» **Instructions for the task**: The required answer is a copy of each line in the entries below that includes "Limit".

____________________

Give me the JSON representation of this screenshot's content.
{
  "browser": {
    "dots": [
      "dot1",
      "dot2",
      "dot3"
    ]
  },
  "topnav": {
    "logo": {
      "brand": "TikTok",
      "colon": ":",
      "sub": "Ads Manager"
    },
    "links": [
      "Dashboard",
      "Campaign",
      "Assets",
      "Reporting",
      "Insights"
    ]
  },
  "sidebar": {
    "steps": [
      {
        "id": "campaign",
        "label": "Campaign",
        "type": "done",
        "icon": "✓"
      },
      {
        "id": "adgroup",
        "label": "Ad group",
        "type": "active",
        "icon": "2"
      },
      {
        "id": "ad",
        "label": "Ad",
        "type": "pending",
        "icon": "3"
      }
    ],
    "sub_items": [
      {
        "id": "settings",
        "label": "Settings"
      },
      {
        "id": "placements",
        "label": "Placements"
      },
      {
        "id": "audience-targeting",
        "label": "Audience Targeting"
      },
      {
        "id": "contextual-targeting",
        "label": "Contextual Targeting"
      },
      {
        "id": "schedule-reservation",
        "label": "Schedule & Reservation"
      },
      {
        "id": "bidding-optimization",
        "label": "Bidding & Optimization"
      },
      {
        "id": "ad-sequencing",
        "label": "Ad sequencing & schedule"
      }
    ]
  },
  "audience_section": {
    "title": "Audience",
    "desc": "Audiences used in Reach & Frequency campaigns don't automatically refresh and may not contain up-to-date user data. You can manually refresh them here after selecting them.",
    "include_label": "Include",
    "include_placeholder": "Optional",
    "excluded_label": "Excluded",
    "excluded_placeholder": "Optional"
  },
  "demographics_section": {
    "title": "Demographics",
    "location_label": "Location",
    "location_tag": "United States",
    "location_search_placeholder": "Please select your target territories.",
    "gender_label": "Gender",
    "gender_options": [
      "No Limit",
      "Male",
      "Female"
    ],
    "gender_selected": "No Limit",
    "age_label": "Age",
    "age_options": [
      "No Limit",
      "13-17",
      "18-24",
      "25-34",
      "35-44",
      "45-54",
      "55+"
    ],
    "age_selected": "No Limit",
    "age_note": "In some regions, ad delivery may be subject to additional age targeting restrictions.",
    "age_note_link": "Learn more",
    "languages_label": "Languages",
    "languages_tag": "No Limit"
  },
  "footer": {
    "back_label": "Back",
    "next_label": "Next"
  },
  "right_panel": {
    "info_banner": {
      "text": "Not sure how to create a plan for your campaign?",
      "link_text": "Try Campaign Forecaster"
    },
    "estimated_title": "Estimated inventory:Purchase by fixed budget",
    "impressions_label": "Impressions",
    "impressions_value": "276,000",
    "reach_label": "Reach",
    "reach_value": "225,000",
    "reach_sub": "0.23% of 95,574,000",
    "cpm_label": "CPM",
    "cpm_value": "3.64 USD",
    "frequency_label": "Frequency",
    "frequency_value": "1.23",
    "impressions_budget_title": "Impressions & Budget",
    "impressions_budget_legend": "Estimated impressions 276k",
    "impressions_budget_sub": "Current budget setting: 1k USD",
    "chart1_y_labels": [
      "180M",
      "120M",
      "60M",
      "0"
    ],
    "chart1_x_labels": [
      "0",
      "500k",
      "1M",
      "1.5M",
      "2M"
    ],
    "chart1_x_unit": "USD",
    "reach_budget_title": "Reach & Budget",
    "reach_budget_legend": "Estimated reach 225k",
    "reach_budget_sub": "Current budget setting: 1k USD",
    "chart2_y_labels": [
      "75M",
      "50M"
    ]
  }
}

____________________

» **Answer to this exercise**:
      "No Limit",
    "gender_selected": "No Limit",
      "No Limit",
    "age_selected": "No Limit",
    "languages_tag": "No Limit"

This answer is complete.